“The amount of content that we provided, this was something Google had never seen before from an independent provider,” Jones said.
Clark Richardson, marketing director at Truly360, said the company made changes to its process for uploading third-party Street View images just as the Hancock County project was underway. Richardson said Google made the changes after a user took advantage of the platform by uploading images of himself in the nude.
Now, Richardson said, all of the Hancock County images have been provided to Google. While Truly360 works as a liaison between its clients and the Google products it helps them utilize, it does not have final say on when new content goes live.
“We are not Google,” Richardson said. “We work with them with the tools they give us.”
The Street View images were taken along the main streets and roads of Greenfield, New Palestine, Cumberland, Mt. Comfort, McCordsville and Fortville. Many shots captured residents standing along the route wearing costumes and holding signs, such as a Fortville resident who wore a dinosaur costume to advertise Libby’s Ice Cream and Gifts, a store on Main Street.
Google users viewing the route will also see a digital “billboard” advertising the Hancock County Tourism Commission if they scroll to look at the top of the car where the Street View camera was mounted, something that is a first for the platform.
“This is cutting edge; it’s never been done before,” Jones said.
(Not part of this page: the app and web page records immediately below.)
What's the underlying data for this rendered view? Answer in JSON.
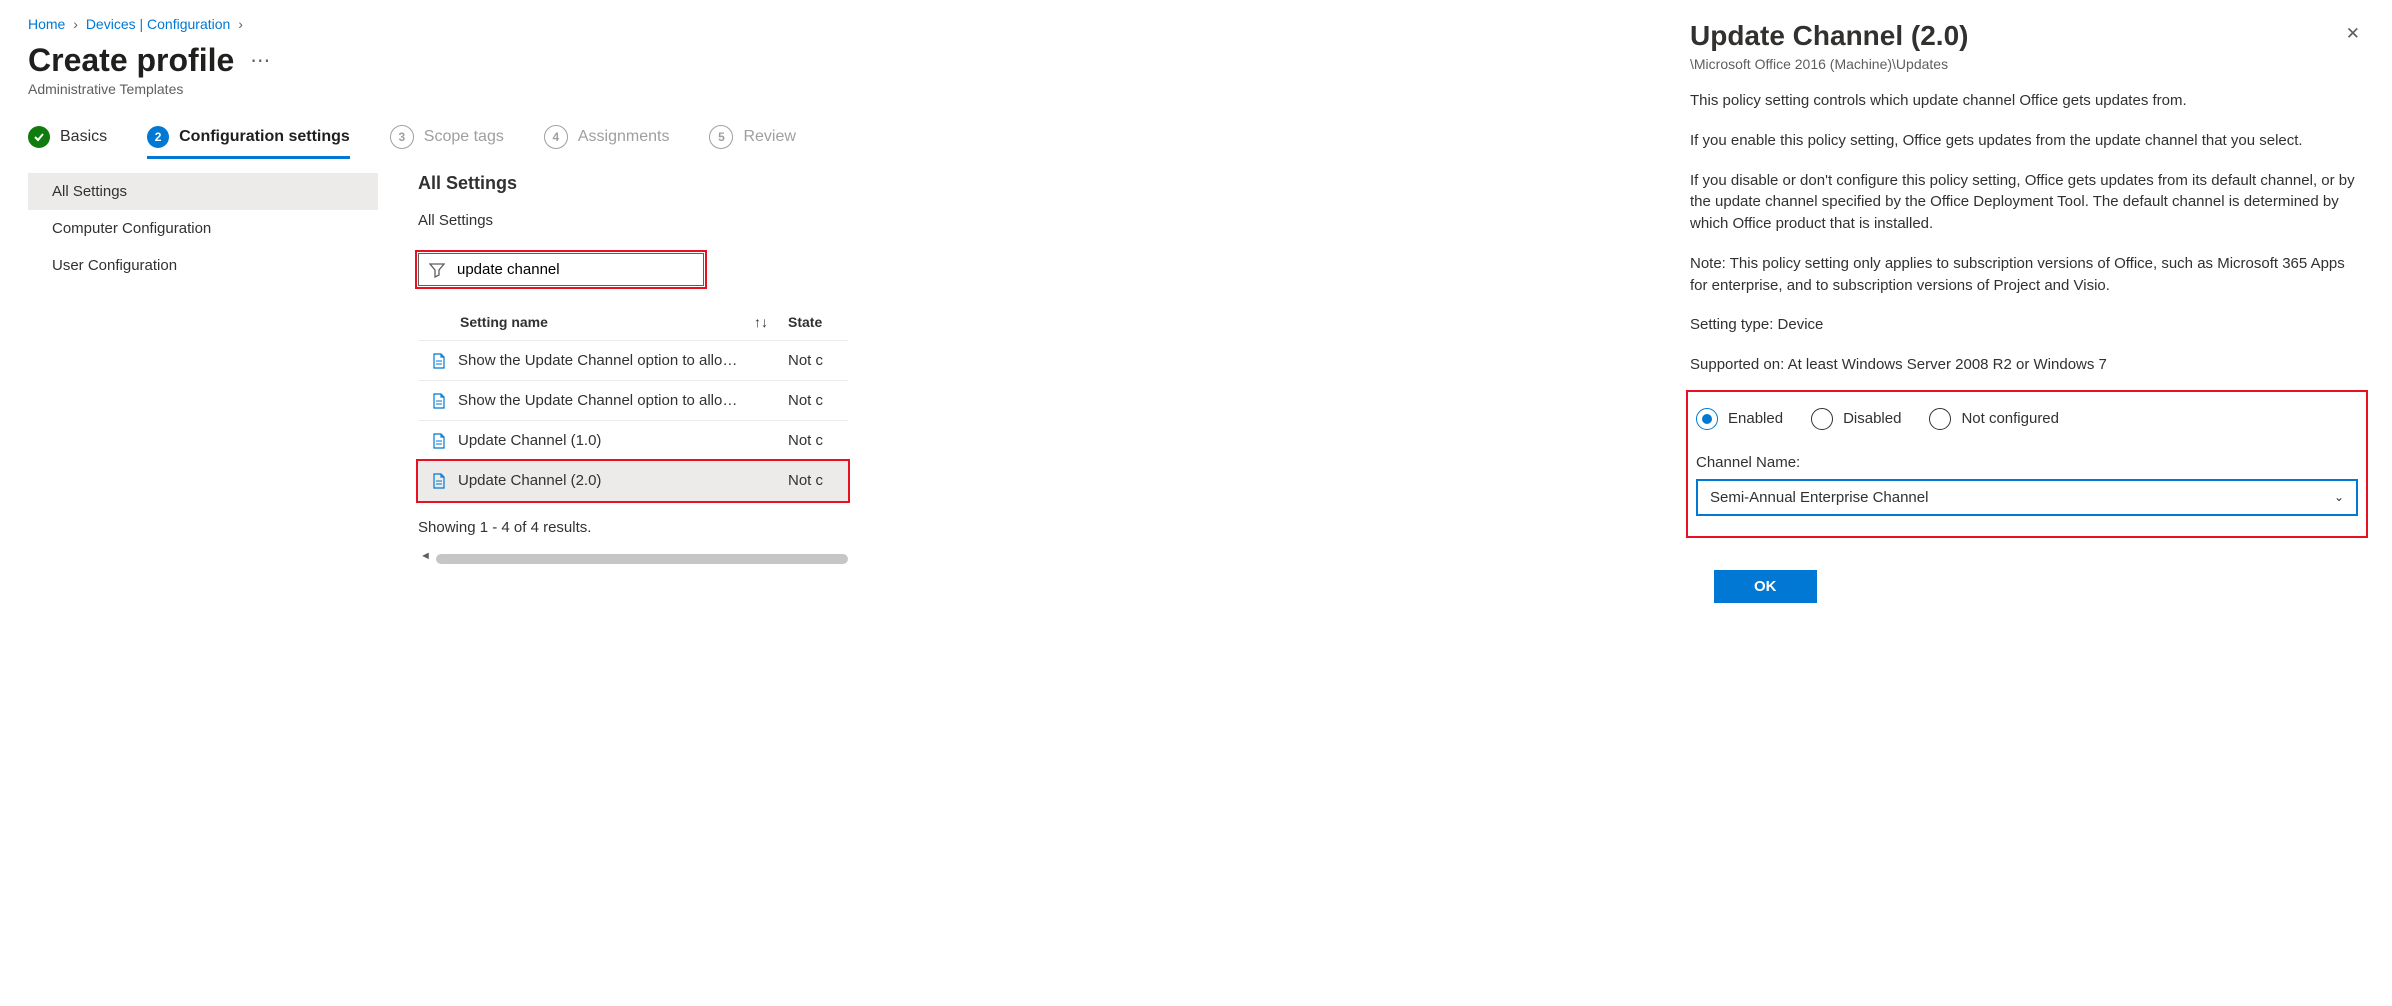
{
  "breadcrumb": {
    "home": "Home",
    "devices": "Devices | Configuration"
  },
  "page": {
    "title": "Create profile",
    "subtitle": "Administrative Templates"
  },
  "steps": {
    "s1": "Basics",
    "s2": "Configuration settings",
    "s3": "Scope tags",
    "s4": "Assignments",
    "s5": "Review"
  },
  "sidebar": {
    "all": "All Settings",
    "computer": "Computer Configuration",
    "user": "User Configuration"
  },
  "settings": {
    "heading": "All Settings",
    "sub": "All Settings",
    "filter_value": "update channel",
    "col_name": "Setting name",
    "col_state": "State",
    "sort_glyph": "↑↓",
    "rows": [
      {
        "name": "Show the Update Channel option to allo…",
        "state": "Not c"
      },
      {
        "name": "Show the Update Channel option to allo…",
        "state": "Not c"
      },
      {
        "name": "Update Channel (1.0)",
        "state": "Not c"
      },
      {
        "name": "Update Channel (2.0)",
        "state": "Not c"
      }
    ],
    "results": "Showing 1 - 4 of 4 results."
  },
  "panel": {
    "title": "Update Channel (2.0)",
    "path": "\\Microsoft Office 2016 (Machine)\\Updates",
    "p1": "This policy setting controls which update channel Office gets updates from.",
    "p2": "If you enable this policy setting, Office gets updates from the update channel that you select.",
    "p3": "If you disable or don't configure this policy setting, Office gets updates from its default channel, or by the update channel specified by the Office Deployment Tool. The default channel is determined by which Office product that is installed.",
    "p4": "Note: This policy setting only applies to subscription versions of Office, such as Microsoft 365 Apps for enterprise, and to subscription versions of Project and Visio.",
    "setting_type": "Setting type: Device",
    "supported": "Supported on: At least Windows Server 2008 R2 or Windows 7",
    "radio": {
      "enabled": "Enabled",
      "disabled": "Disabled",
      "notconf": "Not configured"
    },
    "channel_label": "Channel Name:",
    "channel_value": "Semi-Annual Enterprise Channel",
    "ok": "OK"
  }
}
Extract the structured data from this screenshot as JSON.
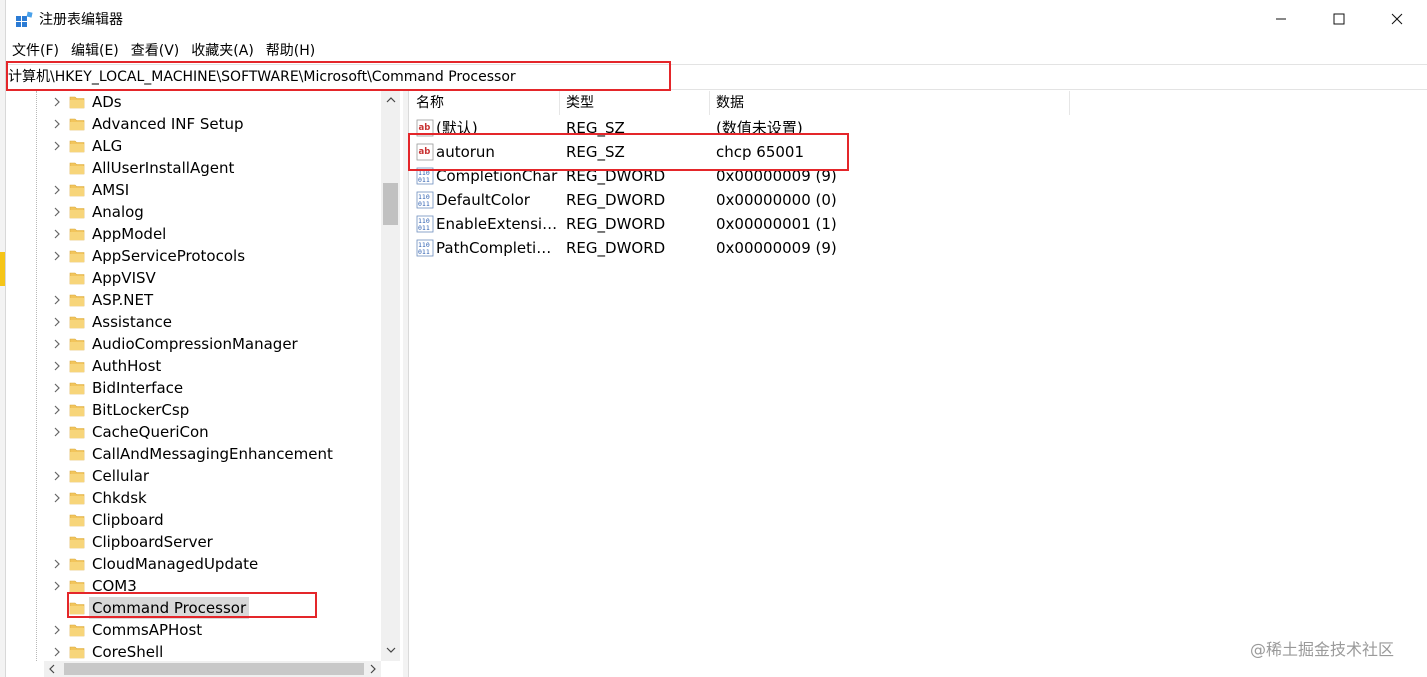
{
  "window": {
    "title": "注册表编辑器",
    "controls": {
      "minimize": "—",
      "maximize": "☐",
      "close": "✕"
    }
  },
  "menu": [
    "文件(F)",
    "编辑(E)",
    "查看(V)",
    "收藏夹(A)",
    "帮助(H)"
  ],
  "address": "计算机\\HKEY_LOCAL_MACHINE\\SOFTWARE\\Microsoft\\Command Processor",
  "tree": {
    "items": [
      {
        "label": "ADs",
        "expandable": true
      },
      {
        "label": "Advanced INF Setup",
        "expandable": true
      },
      {
        "label": "ALG",
        "expandable": true
      },
      {
        "label": "AllUserInstallAgent",
        "expandable": false
      },
      {
        "label": "AMSI",
        "expandable": true
      },
      {
        "label": "Analog",
        "expandable": true
      },
      {
        "label": "AppModel",
        "expandable": true
      },
      {
        "label": "AppServiceProtocols",
        "expandable": true
      },
      {
        "label": "AppVISV",
        "expandable": false
      },
      {
        "label": "ASP.NET",
        "expandable": true
      },
      {
        "label": "Assistance",
        "expandable": true
      },
      {
        "label": "AudioCompressionManager",
        "expandable": true
      },
      {
        "label": "AuthHost",
        "expandable": true
      },
      {
        "label": "BidInterface",
        "expandable": true
      },
      {
        "label": "BitLockerCsp",
        "expandable": true
      },
      {
        "label": "CacheQueriCon",
        "expandable": true
      },
      {
        "label": "CallAndMessagingEnhancement",
        "expandable": false
      },
      {
        "label": "Cellular",
        "expandable": true
      },
      {
        "label": "Chkdsk",
        "expandable": true
      },
      {
        "label": "Clipboard",
        "expandable": false
      },
      {
        "label": "ClipboardServer",
        "expandable": false
      },
      {
        "label": "CloudManagedUpdate",
        "expandable": true
      },
      {
        "label": "COM3",
        "expandable": true
      },
      {
        "label": "Command Processor",
        "expandable": false,
        "selected": true
      },
      {
        "label": "CommsAPHost",
        "expandable": true
      },
      {
        "label": "CoreShell",
        "expandable": true
      }
    ]
  },
  "columns": {
    "name": "名称",
    "type": "类型",
    "data": "数据"
  },
  "values": [
    {
      "name": "(默认)",
      "type": "REG_SZ",
      "data": "(数值未设置)",
      "icon": "string-value-icon"
    },
    {
      "name": "autorun",
      "type": "REG_SZ",
      "data": "chcp 65001",
      "icon": "string-value-icon"
    },
    {
      "name": "CompletionChar",
      "type": "REG_DWORD",
      "data": "0x00000009 (9)",
      "icon": "binary-value-icon"
    },
    {
      "name": "DefaultColor",
      "type": "REG_DWORD",
      "data": "0x00000000 (0)",
      "icon": "binary-value-icon"
    },
    {
      "name": "EnableExtensio...",
      "type": "REG_DWORD",
      "data": "0x00000001 (1)",
      "icon": "binary-value-icon"
    },
    {
      "name": "PathCompletio...",
      "type": "REG_DWORD",
      "data": "0x00000009 (9)",
      "icon": "binary-value-icon"
    }
  ],
  "watermark": "@稀土掘金技术社区",
  "colors": {
    "highlight": "#e4262a",
    "folder": "#f2c55c",
    "selection": "#d9d9d9"
  }
}
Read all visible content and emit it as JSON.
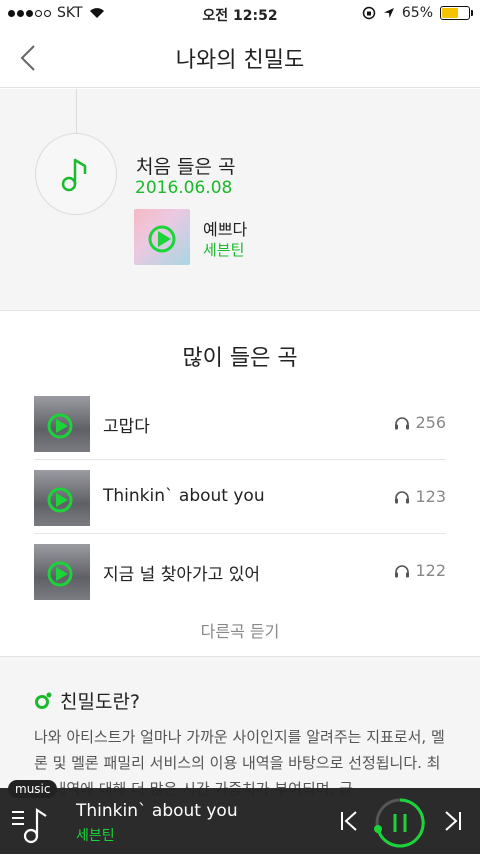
{
  "status_bar": {
    "carrier": "SKT",
    "time": "오전 12:52",
    "battery": "65%",
    "battery_level": 0.65
  },
  "nav": {
    "title": "나와의 친밀도"
  },
  "first_listened": {
    "label": "처음 들은 곡",
    "date": "2016.06.08",
    "song": "예쁘다",
    "artist": "세븐틴"
  },
  "most_listened": {
    "title": "많이 들은 곡",
    "tracks": [
      {
        "name": "고맙다",
        "plays": "256"
      },
      {
        "name": "Thinkin` about you",
        "plays": "123"
      },
      {
        "name": "지금 널 찾아가고 있어",
        "plays": "122"
      }
    ],
    "more_label": "다른곡 듣기"
  },
  "about": {
    "heading": "친밀도란?",
    "description": "나와 아티스트가 얼마나 가까운 사이인지를 알려주는 지표로서, 멜론 및 멜론 패밀리 서비스의 이용 내역을 바탕으로 선정됩니다. 최근 내역에 대해 더 많은 시간 가중치가 부여되며, 급"
  },
  "player": {
    "tag": "music",
    "title": "Thinkin` about you",
    "artist": "세븐틴"
  },
  "colors": {
    "accent": "#1bb92c",
    "player_bg": "#222222"
  }
}
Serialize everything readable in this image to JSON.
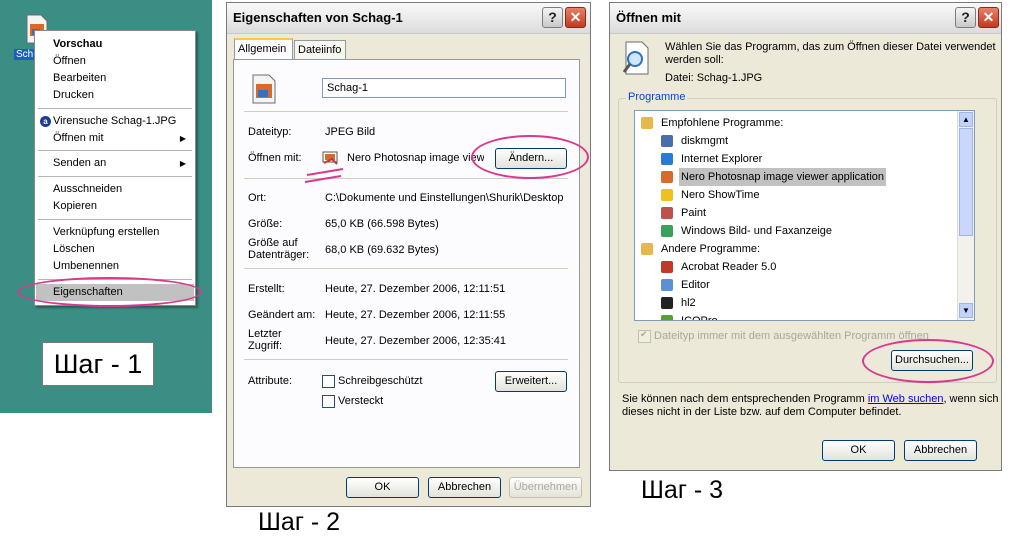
{
  "panel1": {
    "file_label": "Sch",
    "menu": [
      {
        "label": "Vorschau",
        "bold": true
      },
      {
        "label": "Öffnen"
      },
      {
        "label": "Bearbeiten"
      },
      {
        "label": "Drucken"
      },
      {
        "label": "Virensuche Schag-1.JPG",
        "icon": "antivirus-icon"
      },
      {
        "label": "Öffnen mit",
        "submenu": true
      },
      {
        "label": "Senden an",
        "submenu": true
      },
      {
        "label": "Ausschneiden"
      },
      {
        "label": "Kopieren"
      },
      {
        "label": "Verknüpfung erstellen"
      },
      {
        "label": "Löschen"
      },
      {
        "label": "Umbenennen"
      },
      {
        "label": "Eigenschaften",
        "selected": true
      }
    ],
    "step": "Шаг - 1"
  },
  "panel2": {
    "title": "Eigenschaften von Schag-1",
    "tabs": [
      "Allgemein",
      "Dateiinfo"
    ],
    "filename": "Schag-1",
    "rows": {
      "dateityp_label": "Dateityp:",
      "dateityp_value": "JPEG Bild",
      "oeffnen_label": "Öffnen mit:",
      "oeffnen_value": "Nero Photosnap image viewe",
      "aendern": "Ändern...",
      "ort_label": "Ort:",
      "ort_value": "C:\\Dokumente und Einstellungen\\Shurik\\Desktop",
      "groesse_label": "Größe:",
      "groesse_value": "65,0 KB (66.598 Bytes)",
      "gda_label1": "Größe auf",
      "gda_label2": "Datenträger:",
      "gda_value": "68,0 KB (69.632 Bytes)",
      "erstellt_label": "Erstellt:",
      "erstellt_value": "Heute, 27. Dezember 2006, 12:11:51",
      "geaendert_label": "Geändert am:",
      "geaendert_value": "Heute, 27. Dezember 2006, 12:11:55",
      "zugriff_label1": "Letzter",
      "zugriff_label2": "Zugriff:",
      "zugriff_value": "Heute, 27. Dezember 2006, 12:35:41",
      "attribute_label": "Attribute:",
      "schreibgeschuetzt": "Schreibgeschützt",
      "versteckt": "Versteckt",
      "erweitert": "Erweitert..."
    },
    "buttons": {
      "ok": "OK",
      "abbrechen": "Abbrechen",
      "uebernehmen": "Übernehmen"
    },
    "step": "Шаг - 2"
  },
  "panel3": {
    "title": "Öffnen mit",
    "intro1": "Wählen Sie das Programm, das zum Öffnen dieser Datei verwendet",
    "intro2": "werden soll:",
    "datei": "Datei:  Schag-1.JPG",
    "group_label": "Programme",
    "programs": [
      {
        "label": "Empfohlene Programme:",
        "indent": 0,
        "icon": "program-group-icon"
      },
      {
        "label": "diskmgmt",
        "indent": 1,
        "icon": "diskmgmt-icon"
      },
      {
        "label": "Internet Explorer",
        "indent": 1,
        "icon": "internet-explorer-icon"
      },
      {
        "label": "Nero Photosnap image viewer application",
        "indent": 1,
        "icon": "nero-photosnap-icon",
        "selected": true
      },
      {
        "label": "Nero ShowTime",
        "indent": 1,
        "icon": "nero-showtime-icon"
      },
      {
        "label": "Paint",
        "indent": 1,
        "icon": "paint-icon"
      },
      {
        "label": "Windows Bild- und Faxanzeige",
        "indent": 1,
        "icon": "picture-viewer-icon"
      },
      {
        "label": "Andere Programme:",
        "indent": 0,
        "icon": "program-group-icon"
      },
      {
        "label": "Acrobat Reader 5.0",
        "indent": 1,
        "icon": "acrobat-icon"
      },
      {
        "label": "Editor",
        "indent": 1,
        "icon": "notepad-icon"
      },
      {
        "label": "hl2",
        "indent": 1,
        "icon": "hl2-icon"
      },
      {
        "label": "ICQPro",
        "indent": 1,
        "icon": "icq-icon"
      }
    ],
    "always_use": "Dateityp immer mit dem ausgewählten Programm öffnen",
    "durchsuchen": "Durchsuchen...",
    "web_pre": "Sie können nach dem entsprechenden Programm ",
    "web_link": "im Web suchen",
    "web_post": ", wenn sich",
    "web_line2": "dieses nicht in der Liste bzw. auf dem Computer befindet.",
    "buttons": {
      "ok": "OK",
      "abbrechen": "Abbrechen"
    },
    "step": "Шаг - 3"
  },
  "colors": {
    "desktop": "#3a8e84",
    "highlight": "#d8398f",
    "link": "#0000ff"
  }
}
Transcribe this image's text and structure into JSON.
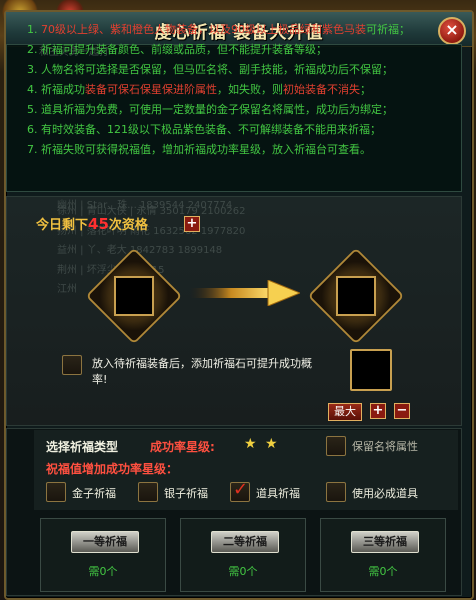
{
  "window": {
    "title": "虔心祈福  装备大升值",
    "close_icon": "close-icon"
  },
  "rules": [
    {
      "num": "1.",
      "parts": [
        {
          "c": "r",
          "t": "70级以上绿、紫和橙色人物装备，以及90级以上极品绿和紫色马装"
        },
        {
          "c": "g",
          "t": "可祈福；"
        }
      ]
    },
    {
      "num": "2.",
      "parts": [
        {
          "c": "g",
          "t": "祈福可提升装备颜色、前缀或品质，但不能提升装备等级；"
        }
      ]
    },
    {
      "num": "3.",
      "parts": [
        {
          "c": "g",
          "t": "人物名将可选择是否保留，但马匹名将、副手技能，祈福成功后不保留；"
        }
      ]
    },
    {
      "num": "4.",
      "parts": [
        {
          "c": "g",
          "t": "祈福成功"
        },
        {
          "c": "r",
          "t": "装备可保石保星保进阶属性"
        },
        {
          "c": "g",
          "t": "，如失败，则"
        },
        {
          "c": "r",
          "t": "初始装备不消失"
        },
        {
          "c": "g",
          "t": "；"
        }
      ]
    },
    {
      "num": "5.",
      "parts": [
        {
          "c": "g",
          "t": "道具祈福为免费，可使用一定数量的金子保留名将属性，成功后为绑定；"
        }
      ]
    },
    {
      "num": "6.",
      "parts": [
        {
          "c": "g",
          "t": "有时效装备、121级以下极品紫色装备、不可解绑装备不能用来祈福；"
        }
      ]
    },
    {
      "num": "7.",
      "parts": [
        {
          "c": "g",
          "t": "祈福失败可获得祝福值，增加祈福成功率星级，放入祈福台可查看。"
        }
      ]
    }
  ],
  "remaining": {
    "prefix": "今日剩下",
    "count": "45",
    "suffix": "次资格"
  },
  "put_hint": "放入待祈福装备后，添加祈福石可提升成功概",
  "put_hint2": "率!",
  "stone_controls": {
    "max_label": "最大",
    "plus_label": "+",
    "minus_label": "−"
  },
  "select_type_label": "选择祈福类型",
  "success_star_label": "成功率星级:",
  "success_stars": "★ ★",
  "keep_general_label": "保留名将属性",
  "blessing_label": "祝福值增加成功率星级：",
  "options": [
    {
      "label": "金子祈福",
      "checked": false
    },
    {
      "label": "银子祈福",
      "checked": false
    },
    {
      "label": "道具祈福",
      "checked": true
    },
    {
      "label": "使用必成道具",
      "checked": false
    }
  ],
  "grades": [
    {
      "label": "一等祈福",
      "need": "需0个"
    },
    {
      "label": "二等祈福",
      "need": "需0个"
    },
    {
      "label": "三等祈福",
      "need": "需0个"
    }
  ],
  "background_ghost": [
    {
      "t": "徐州          | 青山大侠 | 永情               350179               2100262"
    },
    {
      "t": "扬州          | 落花叶明       雨花       1632562              1977820"
    },
    {
      "t": "益州          | 丫、老大                  1842783              1899148"
    },
    {
      "t": "荆州          | 坏浮尘                    1351315"
    },
    {
      "t": "江州"
    },
    {
      "t": "幽州          | Star、珠...              1839544              2407774"
    },
    {
      "t": "和主贝勇一起打"
    }
  ]
}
Though some of the images are now online, users might not see them as the default when they type in an address or look at the map. Google now hosts multiple Street View images from different points in time, and older versions may still show up as the default. To make sure they are viewing the most recent images, users can click on an image of a clock in the upper left hand corner of the Street View display and choose January 2020 on the timeline.
Richardson said the more recent images should increasingly appear as the default over time.
The Tourism Commission’s contract with Truly360 states that the Commission will pay them $2,000 a month over two years.
The contract was not limited to the Street View photography. Other services included “digital tours” of four Hancock County hotels: 360-degree views of their interiors that are available on their Google business listings. Six hotels received training on promoting themselves via search engine optimization. Truly360 also took drone images showing aerial views of Hancock County, including during the Riley Festival, which will also be uploaded to Google.
“There were a lot of other elements in this package,” Jones said. “We’ve been very pleased with that part of it.”
Because of the delay in the Street View process, Truly360 will provide additional services to the tourism commission at no cost. Those may include SEO training for additional area businesses, Jones said. She said the commission has not been unhappy overall with the partnership.
“This whole thing with Google happened, and that was really not their fault,” she said. “Truly360’s trying to make it right.”
Clark said Hancock County’s investment in, and enthusiasm for, the online advertising project demonstrates that the county is “forward-thinking and invested in the future.”
Jones said she expects the investment to pay off by bringing more attention to Hancock County communities.
“When all this is live, Greenfield and Hancock County will be the new gold standard for how you do Google, and it’s going to get a lot of eyes on it,” Jones said.